Use Life Insurance to Create Inheritances, if Needed
If you have sufficient assets, you may wish to provide an inheritance for both your children and your spouse at your death. If assets are scarce, purchasing life insurance to create an inheritance may be an option. Consult with an experienced, qualified estate planning attorney before making such a purchase.
If You Own Assets Jointly, You Disinherit Your Children
Many married couples own assets jointly, such as in joint tenancy, so the surviving spouse inherits everything at the death of the first spouse to die. This means that the surviving spouse gets all of the assets; and, the children, from a previous relationship, get nothing.
Don’t Make Your Children Remainder Beneficiaries
If your children are from another relationship, careful planning is needed if they will be the remainder beneficiaries of your spouse’s trust.

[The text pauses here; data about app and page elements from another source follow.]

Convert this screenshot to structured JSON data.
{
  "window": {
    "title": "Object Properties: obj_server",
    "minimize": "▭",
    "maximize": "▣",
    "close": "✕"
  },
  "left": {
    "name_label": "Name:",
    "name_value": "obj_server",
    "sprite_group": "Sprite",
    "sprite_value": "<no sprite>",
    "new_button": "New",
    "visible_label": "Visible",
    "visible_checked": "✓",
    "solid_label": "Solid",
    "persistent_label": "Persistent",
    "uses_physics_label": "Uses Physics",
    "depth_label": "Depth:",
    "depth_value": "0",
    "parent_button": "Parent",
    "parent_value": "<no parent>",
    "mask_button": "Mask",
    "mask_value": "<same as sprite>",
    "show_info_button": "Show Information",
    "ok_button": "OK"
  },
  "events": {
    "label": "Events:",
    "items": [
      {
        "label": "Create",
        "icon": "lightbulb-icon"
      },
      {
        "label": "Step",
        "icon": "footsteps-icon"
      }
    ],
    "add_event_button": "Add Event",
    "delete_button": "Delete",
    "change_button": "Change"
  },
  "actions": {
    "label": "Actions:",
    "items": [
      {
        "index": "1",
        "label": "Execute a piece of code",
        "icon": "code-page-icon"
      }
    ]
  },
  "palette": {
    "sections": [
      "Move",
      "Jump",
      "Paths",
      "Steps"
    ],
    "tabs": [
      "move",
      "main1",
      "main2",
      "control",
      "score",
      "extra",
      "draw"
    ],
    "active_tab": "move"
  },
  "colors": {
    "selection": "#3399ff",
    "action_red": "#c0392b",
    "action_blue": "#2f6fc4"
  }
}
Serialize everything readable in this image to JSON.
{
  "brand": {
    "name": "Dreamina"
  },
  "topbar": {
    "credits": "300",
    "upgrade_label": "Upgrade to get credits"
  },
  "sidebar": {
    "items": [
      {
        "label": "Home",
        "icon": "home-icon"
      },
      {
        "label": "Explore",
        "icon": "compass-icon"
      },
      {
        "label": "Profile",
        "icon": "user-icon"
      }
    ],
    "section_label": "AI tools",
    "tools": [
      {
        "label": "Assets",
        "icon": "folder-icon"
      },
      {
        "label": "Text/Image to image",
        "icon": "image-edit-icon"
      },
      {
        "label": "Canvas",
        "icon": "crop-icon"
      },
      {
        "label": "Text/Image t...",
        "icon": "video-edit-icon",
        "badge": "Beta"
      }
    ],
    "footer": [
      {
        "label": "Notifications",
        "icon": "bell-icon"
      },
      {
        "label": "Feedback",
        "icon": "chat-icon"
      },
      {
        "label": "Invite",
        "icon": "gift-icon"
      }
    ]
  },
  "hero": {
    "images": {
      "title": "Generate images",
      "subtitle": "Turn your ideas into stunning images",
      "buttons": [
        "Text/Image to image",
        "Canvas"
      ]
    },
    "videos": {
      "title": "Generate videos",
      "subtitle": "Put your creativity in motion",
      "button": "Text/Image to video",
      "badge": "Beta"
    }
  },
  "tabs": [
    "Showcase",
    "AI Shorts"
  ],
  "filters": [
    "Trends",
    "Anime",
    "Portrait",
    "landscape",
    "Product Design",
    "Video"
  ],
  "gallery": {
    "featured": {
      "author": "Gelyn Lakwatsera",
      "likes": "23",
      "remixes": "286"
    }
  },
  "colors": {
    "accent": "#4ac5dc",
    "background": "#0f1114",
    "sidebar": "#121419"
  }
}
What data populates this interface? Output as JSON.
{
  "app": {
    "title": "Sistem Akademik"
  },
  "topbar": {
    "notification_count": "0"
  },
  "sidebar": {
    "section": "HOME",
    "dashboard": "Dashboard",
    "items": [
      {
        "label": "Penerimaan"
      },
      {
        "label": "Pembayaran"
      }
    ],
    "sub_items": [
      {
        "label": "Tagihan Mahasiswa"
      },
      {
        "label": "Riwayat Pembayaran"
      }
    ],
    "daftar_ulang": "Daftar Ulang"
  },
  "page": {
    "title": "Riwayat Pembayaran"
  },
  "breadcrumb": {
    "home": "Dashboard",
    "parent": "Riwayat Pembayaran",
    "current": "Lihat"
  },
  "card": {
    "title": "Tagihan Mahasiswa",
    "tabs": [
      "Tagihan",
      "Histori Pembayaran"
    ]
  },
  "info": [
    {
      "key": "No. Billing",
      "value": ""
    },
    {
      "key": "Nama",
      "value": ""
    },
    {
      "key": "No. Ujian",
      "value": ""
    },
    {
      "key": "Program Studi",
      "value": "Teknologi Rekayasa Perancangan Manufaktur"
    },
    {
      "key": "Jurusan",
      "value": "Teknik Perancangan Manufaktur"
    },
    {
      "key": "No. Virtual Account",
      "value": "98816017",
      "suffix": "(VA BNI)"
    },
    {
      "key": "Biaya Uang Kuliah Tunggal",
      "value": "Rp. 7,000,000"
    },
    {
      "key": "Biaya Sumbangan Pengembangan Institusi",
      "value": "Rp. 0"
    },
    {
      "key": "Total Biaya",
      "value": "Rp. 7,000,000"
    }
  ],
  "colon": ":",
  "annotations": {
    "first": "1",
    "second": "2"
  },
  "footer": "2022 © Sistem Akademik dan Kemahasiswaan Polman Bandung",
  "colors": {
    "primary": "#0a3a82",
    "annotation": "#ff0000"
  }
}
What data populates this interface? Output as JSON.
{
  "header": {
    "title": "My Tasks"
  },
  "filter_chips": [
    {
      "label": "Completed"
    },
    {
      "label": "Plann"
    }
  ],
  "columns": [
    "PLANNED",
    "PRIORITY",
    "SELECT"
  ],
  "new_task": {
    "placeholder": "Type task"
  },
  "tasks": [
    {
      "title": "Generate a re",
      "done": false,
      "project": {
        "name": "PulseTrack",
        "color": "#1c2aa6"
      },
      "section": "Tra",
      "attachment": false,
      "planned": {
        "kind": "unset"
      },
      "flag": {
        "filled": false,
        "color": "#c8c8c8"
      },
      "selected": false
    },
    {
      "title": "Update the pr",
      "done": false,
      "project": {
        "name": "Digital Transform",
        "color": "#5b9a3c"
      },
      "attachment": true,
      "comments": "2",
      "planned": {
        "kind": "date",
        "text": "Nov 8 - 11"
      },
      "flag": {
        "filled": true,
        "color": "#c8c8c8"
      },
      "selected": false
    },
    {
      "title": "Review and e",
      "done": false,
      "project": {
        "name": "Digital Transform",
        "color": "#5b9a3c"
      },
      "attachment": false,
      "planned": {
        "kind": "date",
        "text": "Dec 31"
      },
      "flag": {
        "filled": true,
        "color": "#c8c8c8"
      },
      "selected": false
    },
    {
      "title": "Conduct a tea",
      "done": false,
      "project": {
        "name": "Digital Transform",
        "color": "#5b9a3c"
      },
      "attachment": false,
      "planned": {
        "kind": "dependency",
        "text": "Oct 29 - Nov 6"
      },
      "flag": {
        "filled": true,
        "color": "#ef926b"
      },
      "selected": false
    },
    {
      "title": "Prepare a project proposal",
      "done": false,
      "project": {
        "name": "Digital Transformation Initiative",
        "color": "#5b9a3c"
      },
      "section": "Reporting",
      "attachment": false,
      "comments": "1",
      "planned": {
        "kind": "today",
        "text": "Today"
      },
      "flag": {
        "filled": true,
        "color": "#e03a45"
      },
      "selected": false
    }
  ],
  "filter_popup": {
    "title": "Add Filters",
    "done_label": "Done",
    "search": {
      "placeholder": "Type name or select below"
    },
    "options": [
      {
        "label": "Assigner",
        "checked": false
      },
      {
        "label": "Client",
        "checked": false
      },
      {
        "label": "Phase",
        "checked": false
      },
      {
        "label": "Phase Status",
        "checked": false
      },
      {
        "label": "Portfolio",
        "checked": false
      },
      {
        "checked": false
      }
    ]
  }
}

After your death, this could cause a breakdown in the relationship between your spouse and your children; there could well be an inherit competition regarding how trust assets are spent and how they’re invested.
Instead, providing for totally separate inheritances for your children and your spouse might be consider. Have any remaining assets in your spouse’s trust go to charity or to the beneficiaries of your spouse’s choice.
If you’re in a blended family, you can keep the peace by carefully considering how your children will be included in your estate plan. If you are in a second (or third) marriage, consult with a qualified, experienced estate planning attorney for assistance. Don’t expect to find this type of sophisticated planning on do-it-yourself, internet or bargain basement
Latest posts by Timothy P. Murphy (see all)
- The Questions of Estate Planning, Part I: Who - November 12, 2019
- Naming Alternate Beneficiaries in Your Estate Plan - November 10, 2019
- Student Loans and Death - November 8, 2019